Data extracted from a collection:
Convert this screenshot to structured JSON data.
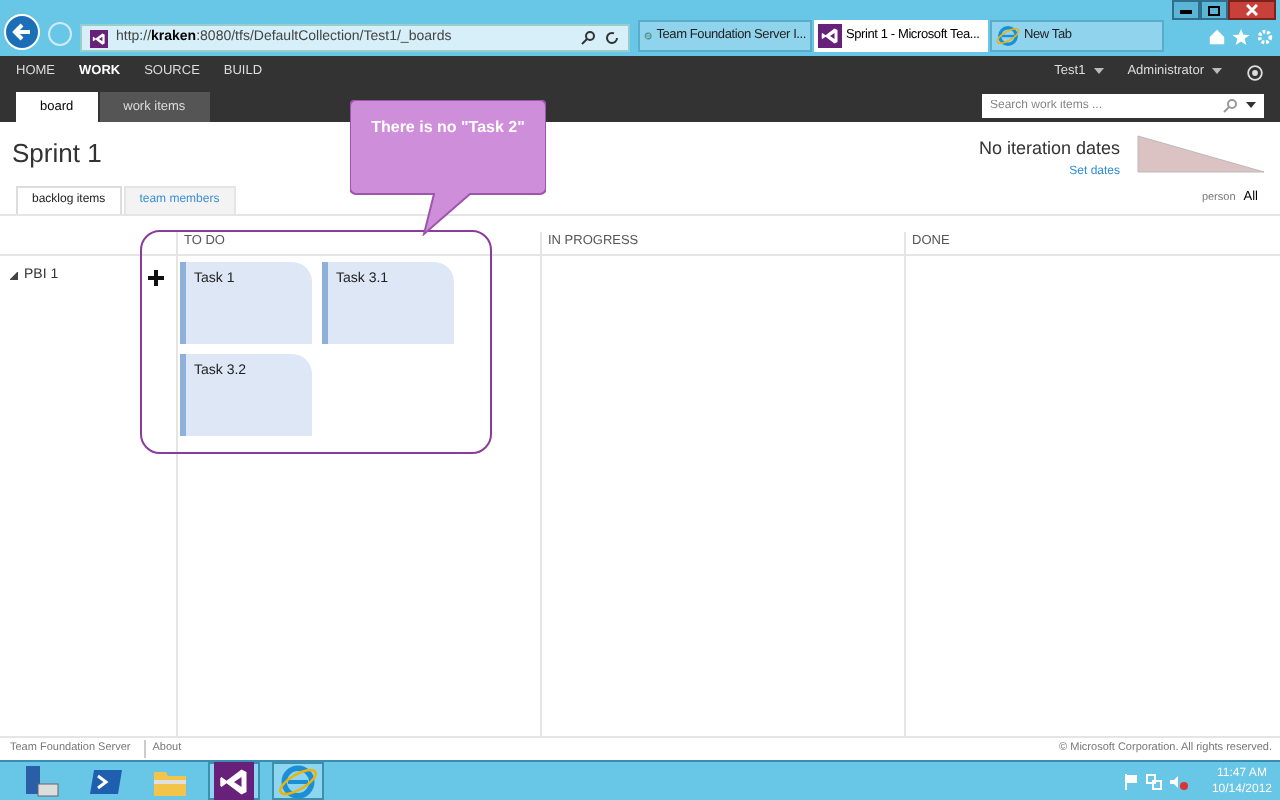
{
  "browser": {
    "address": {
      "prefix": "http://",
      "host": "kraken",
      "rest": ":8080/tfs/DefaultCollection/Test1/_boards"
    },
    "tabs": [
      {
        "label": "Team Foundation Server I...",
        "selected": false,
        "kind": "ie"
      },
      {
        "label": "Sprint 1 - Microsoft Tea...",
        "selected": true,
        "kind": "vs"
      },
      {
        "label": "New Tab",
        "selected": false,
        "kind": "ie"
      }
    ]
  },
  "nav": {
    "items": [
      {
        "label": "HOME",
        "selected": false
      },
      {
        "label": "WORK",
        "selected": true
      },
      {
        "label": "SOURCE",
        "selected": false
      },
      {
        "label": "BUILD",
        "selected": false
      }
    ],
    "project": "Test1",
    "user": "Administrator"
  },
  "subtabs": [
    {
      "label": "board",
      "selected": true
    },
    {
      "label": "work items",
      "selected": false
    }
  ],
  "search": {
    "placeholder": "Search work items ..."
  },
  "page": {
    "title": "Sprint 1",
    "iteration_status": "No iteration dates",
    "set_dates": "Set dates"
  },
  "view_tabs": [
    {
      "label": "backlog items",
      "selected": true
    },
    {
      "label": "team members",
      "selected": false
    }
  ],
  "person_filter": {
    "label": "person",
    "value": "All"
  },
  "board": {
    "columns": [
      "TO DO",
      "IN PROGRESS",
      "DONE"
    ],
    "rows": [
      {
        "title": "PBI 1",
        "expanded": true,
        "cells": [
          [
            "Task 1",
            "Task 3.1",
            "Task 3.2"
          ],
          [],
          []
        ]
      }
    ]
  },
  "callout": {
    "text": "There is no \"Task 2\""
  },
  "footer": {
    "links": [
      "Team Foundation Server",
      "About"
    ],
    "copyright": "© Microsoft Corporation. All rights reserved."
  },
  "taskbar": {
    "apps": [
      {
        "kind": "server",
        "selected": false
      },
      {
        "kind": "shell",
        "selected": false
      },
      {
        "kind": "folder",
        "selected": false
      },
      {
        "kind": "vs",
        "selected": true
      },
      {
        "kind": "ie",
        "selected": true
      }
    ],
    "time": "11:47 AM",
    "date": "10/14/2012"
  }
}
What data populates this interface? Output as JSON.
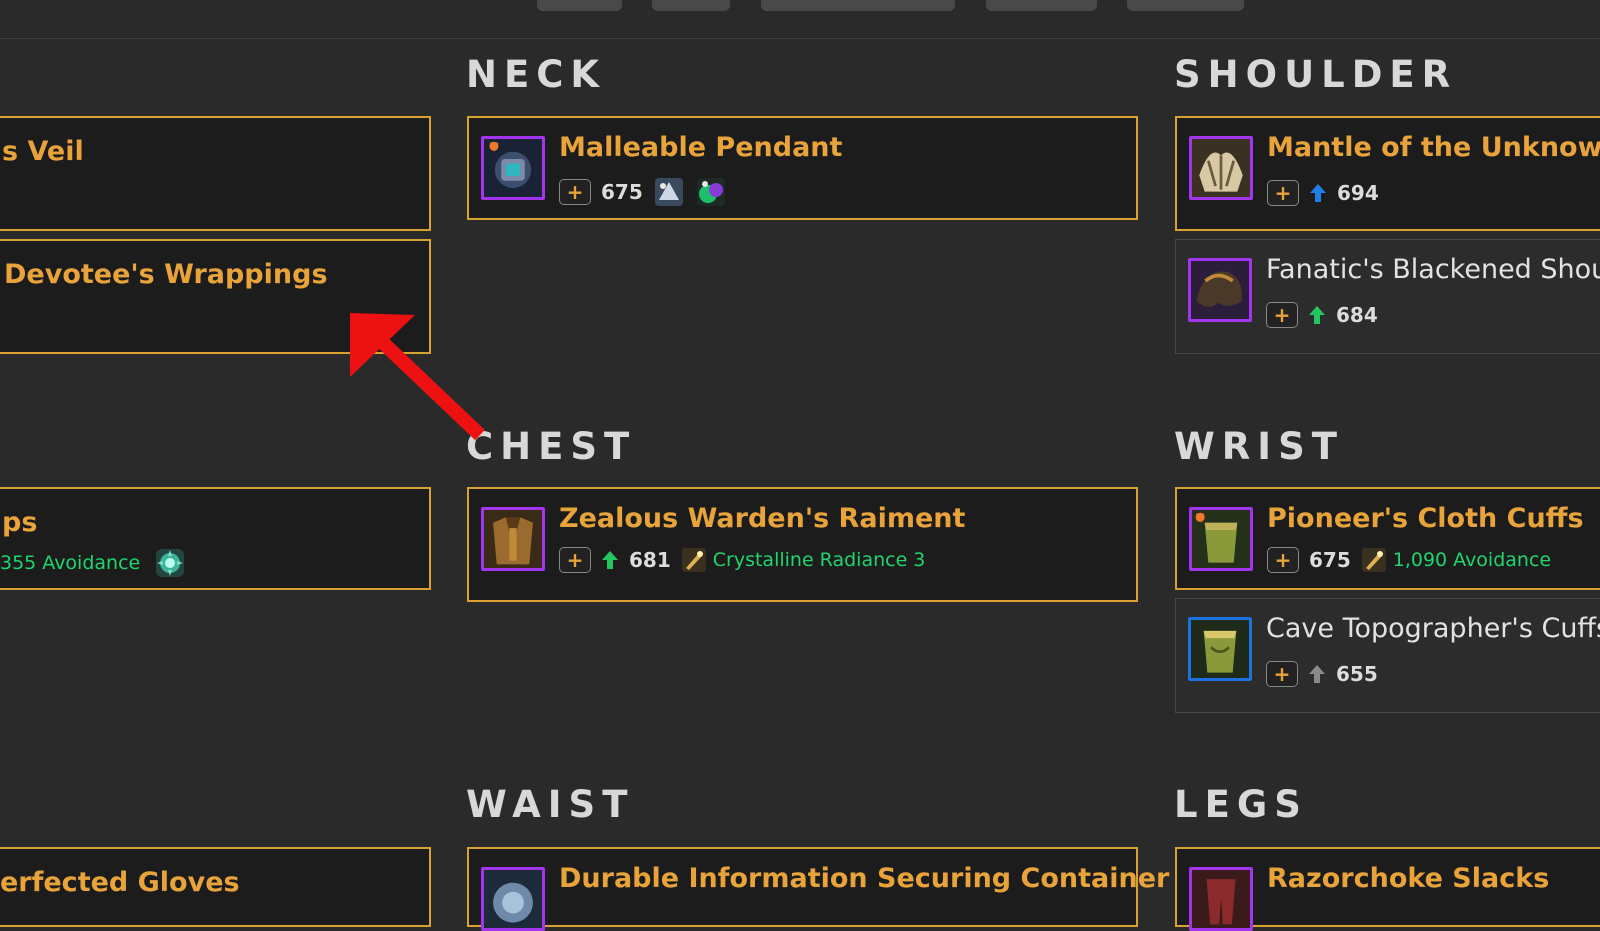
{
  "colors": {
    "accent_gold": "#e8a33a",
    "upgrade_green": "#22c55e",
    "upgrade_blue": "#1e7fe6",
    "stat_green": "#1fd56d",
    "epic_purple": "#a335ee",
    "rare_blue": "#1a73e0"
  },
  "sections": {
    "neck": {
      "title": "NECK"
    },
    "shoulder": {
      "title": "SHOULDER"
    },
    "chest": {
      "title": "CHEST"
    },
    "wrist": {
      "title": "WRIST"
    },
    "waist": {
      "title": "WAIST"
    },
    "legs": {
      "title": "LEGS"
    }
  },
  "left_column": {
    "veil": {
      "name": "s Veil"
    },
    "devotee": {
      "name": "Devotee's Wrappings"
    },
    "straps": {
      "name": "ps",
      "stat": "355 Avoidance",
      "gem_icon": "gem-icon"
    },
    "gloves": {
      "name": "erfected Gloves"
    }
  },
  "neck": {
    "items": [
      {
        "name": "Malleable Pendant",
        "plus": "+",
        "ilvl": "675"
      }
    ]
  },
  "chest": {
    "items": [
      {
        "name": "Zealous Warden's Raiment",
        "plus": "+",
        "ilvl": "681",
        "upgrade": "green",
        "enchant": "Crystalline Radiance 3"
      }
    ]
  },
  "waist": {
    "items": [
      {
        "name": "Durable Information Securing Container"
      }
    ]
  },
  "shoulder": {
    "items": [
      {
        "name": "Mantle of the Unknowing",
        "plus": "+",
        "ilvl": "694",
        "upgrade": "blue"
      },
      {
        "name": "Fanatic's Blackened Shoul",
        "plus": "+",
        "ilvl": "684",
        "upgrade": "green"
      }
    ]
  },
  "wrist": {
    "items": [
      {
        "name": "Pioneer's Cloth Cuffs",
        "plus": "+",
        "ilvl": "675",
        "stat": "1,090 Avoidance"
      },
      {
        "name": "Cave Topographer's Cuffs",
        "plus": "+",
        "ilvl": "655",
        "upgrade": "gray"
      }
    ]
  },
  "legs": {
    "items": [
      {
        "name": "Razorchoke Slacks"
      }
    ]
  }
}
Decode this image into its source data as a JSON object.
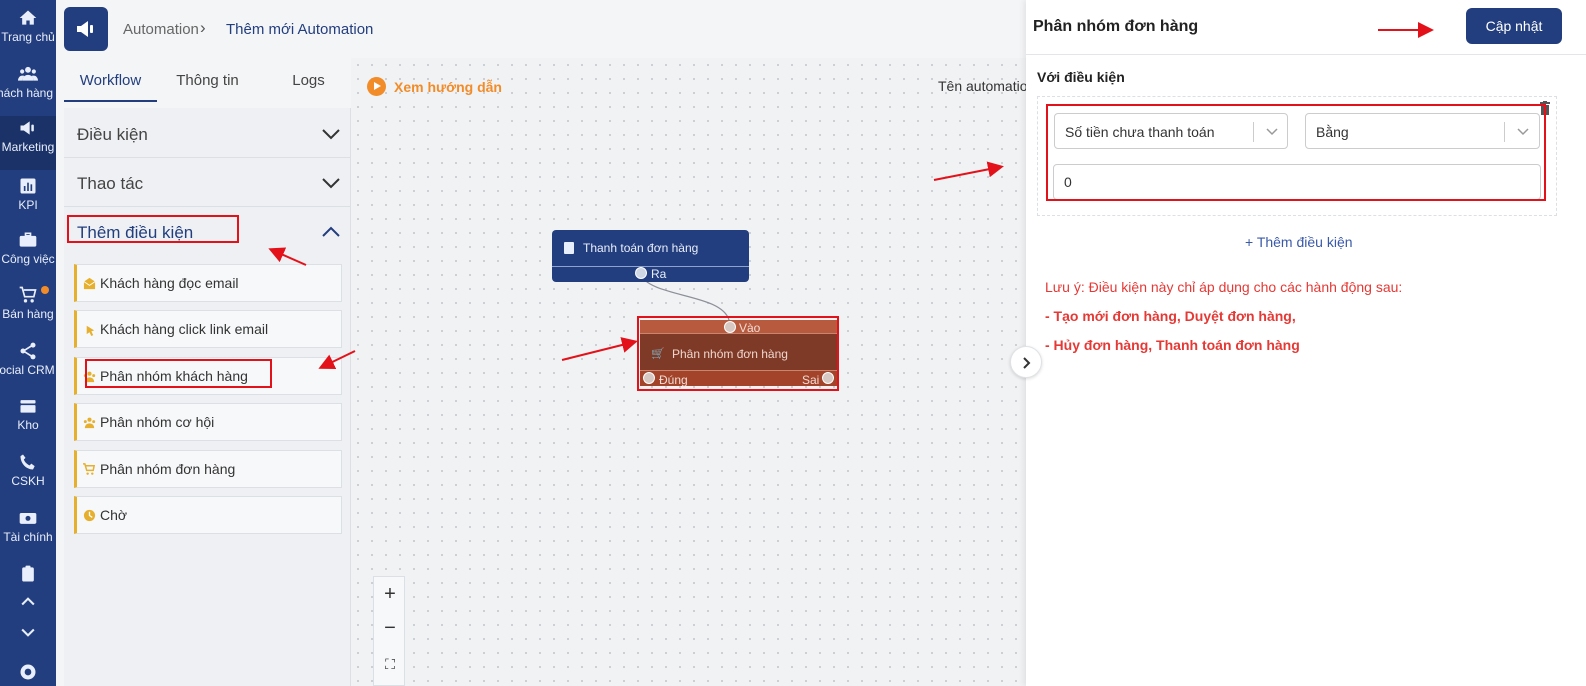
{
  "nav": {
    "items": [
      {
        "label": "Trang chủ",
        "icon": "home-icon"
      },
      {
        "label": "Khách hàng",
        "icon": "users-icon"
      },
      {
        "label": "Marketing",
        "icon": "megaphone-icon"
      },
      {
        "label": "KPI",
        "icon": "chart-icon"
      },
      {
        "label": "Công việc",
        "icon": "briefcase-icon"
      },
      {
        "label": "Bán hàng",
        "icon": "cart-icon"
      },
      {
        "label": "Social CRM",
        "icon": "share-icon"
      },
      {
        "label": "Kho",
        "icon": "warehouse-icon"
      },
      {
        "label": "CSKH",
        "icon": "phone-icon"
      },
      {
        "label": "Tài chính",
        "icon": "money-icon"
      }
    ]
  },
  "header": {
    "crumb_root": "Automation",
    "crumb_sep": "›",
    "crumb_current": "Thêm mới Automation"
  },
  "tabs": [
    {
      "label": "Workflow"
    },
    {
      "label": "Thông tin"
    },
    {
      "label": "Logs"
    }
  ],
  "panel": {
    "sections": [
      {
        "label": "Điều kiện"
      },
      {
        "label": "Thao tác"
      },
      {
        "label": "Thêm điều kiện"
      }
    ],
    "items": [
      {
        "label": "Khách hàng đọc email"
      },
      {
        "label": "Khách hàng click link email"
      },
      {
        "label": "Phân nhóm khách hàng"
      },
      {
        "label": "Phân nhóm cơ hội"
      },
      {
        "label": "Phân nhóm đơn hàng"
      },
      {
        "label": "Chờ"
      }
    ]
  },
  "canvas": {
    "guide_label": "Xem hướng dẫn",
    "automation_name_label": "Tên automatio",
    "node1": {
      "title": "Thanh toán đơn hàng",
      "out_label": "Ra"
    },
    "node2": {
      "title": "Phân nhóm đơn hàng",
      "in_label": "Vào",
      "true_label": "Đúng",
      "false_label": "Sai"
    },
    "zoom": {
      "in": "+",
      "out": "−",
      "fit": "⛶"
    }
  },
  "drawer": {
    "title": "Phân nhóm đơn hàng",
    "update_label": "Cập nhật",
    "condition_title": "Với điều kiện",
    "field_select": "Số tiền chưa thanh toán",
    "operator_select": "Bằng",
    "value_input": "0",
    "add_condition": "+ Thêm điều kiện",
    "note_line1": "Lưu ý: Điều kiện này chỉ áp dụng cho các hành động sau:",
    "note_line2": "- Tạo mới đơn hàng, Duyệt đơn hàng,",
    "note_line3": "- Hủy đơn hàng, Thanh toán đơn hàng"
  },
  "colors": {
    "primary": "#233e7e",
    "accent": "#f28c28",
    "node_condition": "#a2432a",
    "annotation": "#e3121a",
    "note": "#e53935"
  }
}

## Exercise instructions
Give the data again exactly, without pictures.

## Result for this task
Convert this screenshot to structured JSON data.
{
  "browser": {
    "address": {
      "prefix": "http://",
      "host": "kraken",
      "rest": ":8080/tfs/DefaultCollection/Test1/_boards"
    },
    "tabs": [
      {
        "label": "Team Foundation Server I...",
        "selected": false,
        "kind": "ie"
      },
      {
        "label": "Sprint 1 - Microsoft Tea...",
        "selected": true,
        "kind": "vs"
      },
      {
        "label": "New Tab",
        "selected": false,
        "kind": "ie"
      }
    ]
  },
  "nav": {
    "items": [
      {
        "label": "HOME",
        "selected": false
      },
      {
        "label": "WORK",
        "selected": true
      },
      {
        "label": "SOURCE",
        "selected": false
      },
      {
        "label": "BUILD",
        "selected": false
      }
    ],
    "project": "Test1",
    "user": "Administrator"
  },
  "subtabs": [
    {
      "label": "board",
      "selected": true
    },
    {
      "label": "work items",
      "selected": false
    }
  ],
  "search": {
    "placeholder": "Search work items ..."
  },
  "page": {
    "title": "Sprint 1",
    "iteration_status": "No iteration dates",
    "set_dates": "Set dates"
  },
  "view_tabs": [
    {
      "label": "backlog items",
      "selected": true
    },
    {
      "label": "team members",
      "selected": false
    }
  ],
  "person_filter": {
    "label": "person",
    "value": "All"
  },
  "board": {
    "columns": [
      "TO DO",
      "IN PROGRESS",
      "DONE"
    ],
    "rows": [
      {
        "title": "PBI 1",
        "expanded": true,
        "cells": [
          [
            "Task 1",
            "Task 3.1",
            "Task 3.2"
          ],
          [],
          []
        ]
      }
    ]
  },
  "callout": {
    "text": "There is no \"Task 2\""
  },
  "footer": {
    "links": [
      "Team Foundation Server",
      "About"
    ],
    "copyright": "© Microsoft Corporation. All rights reserved."
  },
  "taskbar": {
    "apps": [
      {
        "kind": "server",
        "selected": false
      },
      {
        "kind": "shell",
        "selected": false
      },
      {
        "kind": "folder",
        "selected": false
      },
      {
        "kind": "vs",
        "selected": true
      },
      {
        "kind": "ie",
        "selected": true
      }
    ],
    "time": "11:47 AM",
    "date": "10/14/2012"
  }
}
What data populates this interface? Output as JSON.
{
  "colors": {
    "accent_gold": "#e8a33a",
    "upgrade_green": "#22c55e",
    "upgrade_blue": "#1e7fe6",
    "stat_green": "#1fd56d",
    "epic_purple": "#a335ee",
    "rare_blue": "#1a73e0"
  },
  "sections": {
    "neck": {
      "title": "NECK"
    },
    "shoulder": {
      "title": "SHOULDER"
    },
    "chest": {
      "title": "CHEST"
    },
    "wrist": {
      "title": "WRIST"
    },
    "waist": {
      "title": "WAIST"
    },
    "legs": {
      "title": "LEGS"
    }
  },
  "left_column": {
    "veil": {
      "name": "s Veil"
    },
    "devotee": {
      "name": "Devotee's Wrappings"
    },
    "straps": {
      "name": "ps",
      "stat": "355 Avoidance",
      "gem_icon": "gem-icon"
    },
    "gloves": {
      "name": "erfected Gloves"
    }
  },
  "neck": {
    "items": [
      {
        "name": "Malleable Pendant",
        "plus": "+",
        "ilvl": "675"
      }
    ]
  },
  "chest": {
    "items": [
      {
        "name": "Zealous Warden's Raiment",
        "plus": "+",
        "ilvl": "681",
        "upgrade": "green",
        "enchant": "Crystalline Radiance 3"
      }
    ]
  },
  "waist": {
    "items": [
      {
        "name": "Durable Information Securing Container"
      }
    ]
  },
  "shoulder": {
    "items": [
      {
        "name": "Mantle of the Unknowing",
        "plus": "+",
        "ilvl": "694",
        "upgrade": "blue"
      },
      {
        "name": "Fanatic's Blackened Shoul",
        "plus": "+",
        "ilvl": "684",
        "upgrade": "green"
      }
    ]
  },
  "wrist": {
    "items": [
      {
        "name": "Pioneer's Cloth Cuffs",
        "plus": "+",
        "ilvl": "675",
        "stat": "1,090 Avoidance"
      },
      {
        "name": "Cave Topographer's Cuffs",
        "plus": "+",
        "ilvl": "655",
        "upgrade": "gray"
      }
    ]
  },
  "legs": {
    "items": [
      {
        "name": "Razorchoke Slacks"
      }
    ]
  }
}
Decode this image into its source data as a JSON object.
{
  "nav": {
    "items": [
      {
        "label": "Trang chủ",
        "icon": "home-icon"
      },
      {
        "label": "Khách hàng",
        "icon": "users-icon"
      },
      {
        "label": "Marketing",
        "icon": "megaphone-icon"
      },
      {
        "label": "KPI",
        "icon": "chart-icon"
      },
      {
        "label": "Công việc",
        "icon": "briefcase-icon"
      },
      {
        "label": "Bán hàng",
        "icon": "cart-icon"
      },
      {
        "label": "Social CRM",
        "icon": "share-icon"
      },
      {
        "label": "Kho",
        "icon": "warehouse-icon"
      },
      {
        "label": "CSKH",
        "icon": "phone-icon"
      },
      {
        "label": "Tài chính",
        "icon": "money-icon"
      }
    ]
  },
  "header": {
    "crumb_root": "Automation",
    "crumb_sep": "›",
    "crumb_current": "Thêm mới Automation"
  },
  "tabs": [
    {
      "label": "Workflow"
    },
    {
      "label": "Thông tin"
    },
    {
      "label": "Logs"
    }
  ],
  "panel": {
    "sections": [
      {
        "label": "Điều kiện"
      },
      {
        "label": "Thao tác"
      },
      {
        "label": "Thêm điều kiện"
      }
    ],
    "items": [
      {
        "label": "Khách hàng đọc email"
      },
      {
        "label": "Khách hàng click link email"
      },
      {
        "label": "Phân nhóm khách hàng"
      },
      {
        "label": "Phân nhóm cơ hội"
      },
      {
        "label": "Phân nhóm đơn hàng"
      },
      {
        "label": "Chờ"
      }
    ]
  },
  "canvas": {
    "guide_label": "Xem hướng dẫn",
    "automation_name_label": "Tên automatio",
    "node1": {
      "title": "Thanh toán đơn hàng",
      "out_label": "Ra"
    },
    "node2": {
      "title": "Phân nhóm đơn hàng",
      "in_label": "Vào",
      "true_label": "Đúng",
      "false_label": "Sai"
    },
    "zoom": {
      "in": "+",
      "out": "−",
      "fit": "⛶"
    }
  },
  "drawer": {
    "title": "Phân nhóm đơn hàng",
    "update_label": "Cập nhật",
    "condition_title": "Với điều kiện",
    "field_select": "Số tiền chưa thanh toán",
    "operator_select": "Bằng",
    "value_input": "0",
    "add_condition": "+ Thêm điều kiện",
    "note_line1": "Lưu ý: Điều kiện này chỉ áp dụng cho các hành động sau:",
    "note_line2": "- Tạo mới đơn hàng, Duyệt đơn hàng,",
    "note_line3": "- Hủy đơn hàng, Thanh toán đơn hàng"
  },
  "colors": {
    "primary": "#233e7e",
    "accent": "#f28c28",
    "node_condition": "#a2432a",
    "annotation": "#e3121a",
    "note": "#e53935"
  }
}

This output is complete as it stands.